Produced by Volcano in association with The Canadian Opera Company, Soulpepper, and Moveable Beast By Scott Joplin, Story Book & Libretto Adapted by: Leah-Simone Bowen, Co-Librettist: Cheryl Davis Co-Arrangers: Jessie Montgomery & Jannina Norpoth
Originally written by Scott Joplin (c. 1911), Treemonisha is one of the few pieces set soon after the abolition of slavery, written by a survivor of that era.
Fusing European classical music with the sounds of ragtime, folk, and gospel to create a thrilling and distinct sound, and introducing a young woman protagonist chosen by her community to lead, Joplin’s nearly-lost opera was far ahead of its time.
Working from the surviving vocal score and featuring the first all-Black orchestral ensemble in Canadian opera history, the new arrangements and orchestrations by Jessie Montgomery (Sphinx Medal of Excellence and ASCAP Leonard Bernstein award winner) and Jannina Norpoth (Grammy nominee) merge musical vocabularies, reflecting the major themes of the reimagined version: split identity – African and American – and the role of one’s ancestors in coming to terms with the realities of a new land.
Led by a predominantly Black female creative team from across North America, Joplin’s ground-breaking opera has been reimagined with a new story and libretto by playwright and broadcaster Leah-Simone Bowen (The Secret Life of Canada), working with Emmy-nominated co-librettist Cheryl L. Davis.
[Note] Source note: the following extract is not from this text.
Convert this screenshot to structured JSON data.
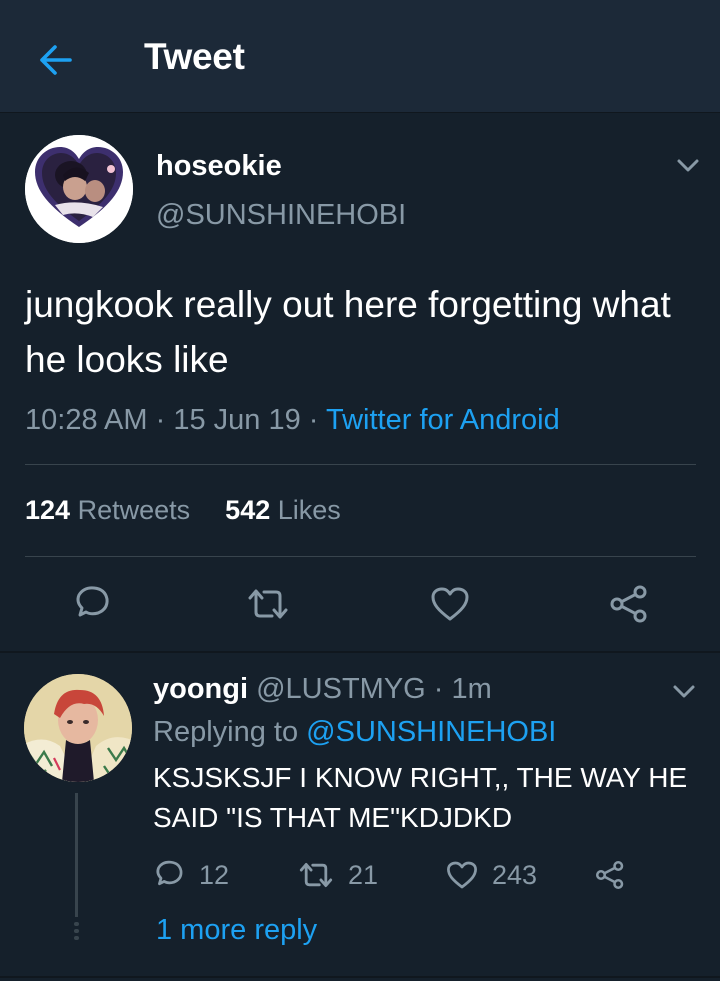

Scott Joplin’s Treemonisha is conducted by the first Black woman conductor in Canadian opera history, Panamanian-American Kalena Bovell, and directed by award-winning, internationally acclaimed Canadian stage director Weyni Mengesha.
This reimagined version tells a revolutionary story of a young Black woman who, in discovering the truth of her past, and overcoming enormous personal loss, discovers her power to unify a divided people, and lead her community towards a new future.
Treemonisha has been co-commissioned by Apollo Theater (Harlem); BAM (Brooklyn Academy of Music); the Banff Centre for Arts and Creativity; Luminato Festival Toronto; Minnesota Opera; National Arts Centre, Ottawa, through the National Creation Fund; Southbank Centre, London; Stanford Live with the assistance of the Hewlett Foundation; TO Live; and Washington Performing Arts.
Photo of Neema Bickersteth as Treemonisha by Dahlia Katz. Artwork by Lost in the Island.
June 6, 2023 at 2pm (Preview) June 7, 2023 at 8pm (Preview) June 8, 2023 at 8pm (Preview) June 10, 2023* at 8pm (Opening) June 11, 2023 at 4pm June 14, 2023 at 8pm June 15, 2023 at 8pm June 16, 2023 at 8pm June 17, 2023 at 8pm
*Black Carpet Celebration. This event will celebrate the Black community’s contributions to the arts along with Black culture in general. Everyone is welcome.
Dress code for Black Carpet Celebration: Black and Gold. On this night black and gold speaks to the dark richness of our ancestors and soil imbued with our blood, sweat, and tears. We rise from the darkness—shimmering with gold. The gold represents the beauty we have created, the community we have fostered, and the power we possess as a people.